Public celebrates Malaysian culture at event in MU


Kevin Larson/Iowa State Daily

Awang Adek HussinCQ, ambassador to the United States from Malaysia, speaks at Malaysian Culture Night on Nov. 2. The event, held in the Great Hall of the Memorial Union, celebrated Malaysian members of the Iowa State community and their achievements.

Morgan Kelly

Rhythmic drumming could be heard from the entrance of the Memorial Union as the H.E. Datuk Dr. Awang Adek Hussin, Malaysian ambassador to the United States of America, and distinguished guests made their way to the Great Hall.

Many round tables were setup in the Great Hall and on top to decorate them were school themed centerpieces and programs.

The mixture of people gathered at each table were all wearing formal attire. Some of the women had ornate head wraps, high heels and dresses on. The men wore suits and ties or a nice sweater.

The energy was high and full of excitement as the lights dimmed and the stage lights shown on two beautiful and intricate lions, their eyelids, ears and mouths all flapping.

The curtains opened to reveal a band of drums and cymbals. The drum appeared to control the movement of the lions. The two men inside each lion costume performed a dance sequence, which included the front man controlling the head to jump onto his partners legs and stand about ten feet tall. The crowd cheered and clapped.

David Spalding, Dean of Business, spoke in place of ISU president Steven Leath to welcome everyone to the event.

Ambassador Hussin then said he enjoyed these kinds of events because they showed the beauty of Malaysia. He said Malaysia is a place of tolerance and appreciation for others cultures and religions.

This is something he values and misses about Malaysia.

Nur Azriza Amira, a senior in economics who put together the backdrop and the props for the night’s performances, said Iowa State does a good job of bringing parts of Malaysia to the university.
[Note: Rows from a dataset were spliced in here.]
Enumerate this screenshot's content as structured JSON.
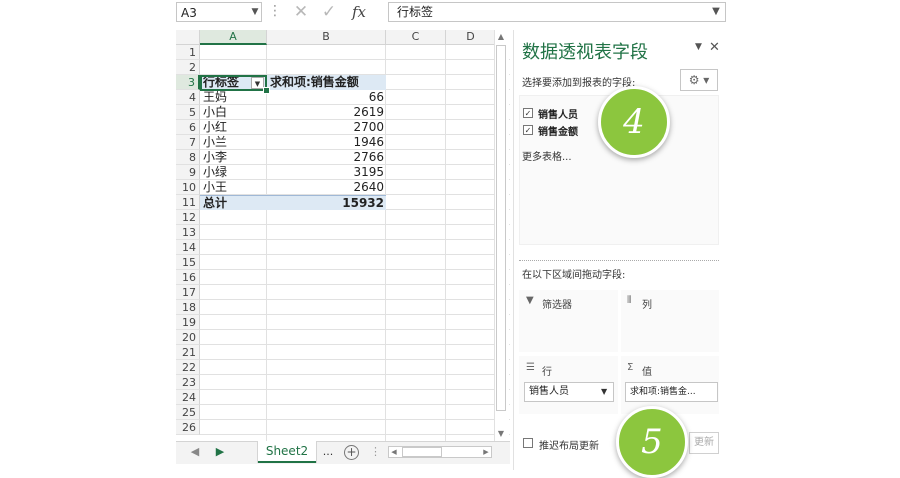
{
  "formula_bar": {
    "name_box": "A3",
    "fx_label": "fx",
    "content": "行标签"
  },
  "grid": {
    "columns": [
      "A",
      "B",
      "C",
      "D"
    ],
    "row_numbers": [
      "1",
      "2",
      "3",
      "4",
      "5",
      "6",
      "7",
      "8",
      "9",
      "10",
      "11",
      "12",
      "13",
      "14",
      "15",
      "16",
      "17",
      "18",
      "19",
      "20",
      "21",
      "22",
      "23",
      "24",
      "25",
      "26"
    ],
    "pivot_header": {
      "row_label": "行标签",
      "value_label": "求和项:销售金额"
    },
    "pivot_rows": [
      {
        "name": "王妈",
        "value": "66"
      },
      {
        "name": "小白",
        "value": "2619"
      },
      {
        "name": "小红",
        "value": "2700"
      },
      {
        "name": "小兰",
        "value": "1946"
      },
      {
        "name": "小李",
        "value": "2766"
      },
      {
        "name": "小绿",
        "value": "3195"
      },
      {
        "name": "小王",
        "value": "2640"
      }
    ],
    "pivot_total": {
      "name": "总计",
      "value": "15932"
    }
  },
  "sheet_tabs": {
    "active": "Sheet2",
    "more": "..."
  },
  "pivot_pane": {
    "title": "数据透视表字段",
    "subtitle": "选择要添加到报表的字段:",
    "fields": [
      {
        "label": "销售人员",
        "checked": true
      },
      {
        "label": "销售金额",
        "checked": true
      }
    ],
    "more_tables": "更多表格...",
    "drag_label": "在以下区域间拖动字段:",
    "areas": {
      "filters": {
        "title": "筛选器"
      },
      "columns": {
        "title": "列"
      },
      "rows": {
        "title": "行",
        "item": "销售人员"
      },
      "values": {
        "title": "值",
        "item": "求和项:销售金..."
      }
    },
    "defer_label": "推迟布局更新",
    "update_button": "更新"
  },
  "callouts": {
    "step4": "4",
    "step5": "5"
  },
  "colors": {
    "accent": "#217346",
    "pivot_fill": "#dde9f4",
    "badge": "#8cc63e"
  },
  "icons": [
    "dropdown-arrow-icon",
    "cancel-icon",
    "enter-icon",
    "fx-icon",
    "gear-icon",
    "close-icon",
    "filter-icon",
    "columns-icon",
    "rows-icon",
    "sigma-icon",
    "add-sheet-icon"
  ]
}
“They have a lot of activities, they have Malaysian night, they have a lot of gatherings here where they invite other people to come and introduce them to the culture,” Amira said. 

Many of the people in attendance were there to support their friends who had helped set up the event, or learn more about the different cultures that exist in Malaysia.

“We came to support out friends, and we are having a culture night in the spring so we wanted to come experience this one,” said Syhira Anis Yahya, a junior at Drake University studying actuarial science. 

Yahya looked forward most to the dikir barat, a choral part of the show.

“It takes a lot of people to do it so it’s rather nice. It’s very lively,” Yahya said.

Amira, too, enjoyed the line dancing and the play.

“It’s a new thing. Last year they did a play, but this year it’s a new theme and all. It’s exciting,” Amira said.

Yahya said she misses the food the most and is excited to eat spicey Malaysian food at the event tonight.

Cuisine seemed to be a common thread among the Malaysians gathered.

“It’s very hard to get spicy food here (in the United States),” Amira said. “I also just miss the people around, you don’t have to speak another language there.”

While Yahya is enjoying her time in the States, she agrees with Amira. American culture is totally different than Malaysian culture said Yahya.

“American’s are so polite. In Malaysia people don’t hold the door for each other. It’s the little things like that,” Amira said.

The Ambassador closed his speech with some advice for American’s. He said they should learn to be more tolerant of religions and cultures, to embrace them.

He said in Malaysia they don’t even blink when they see another culture celebrating, they just join in and learn about it.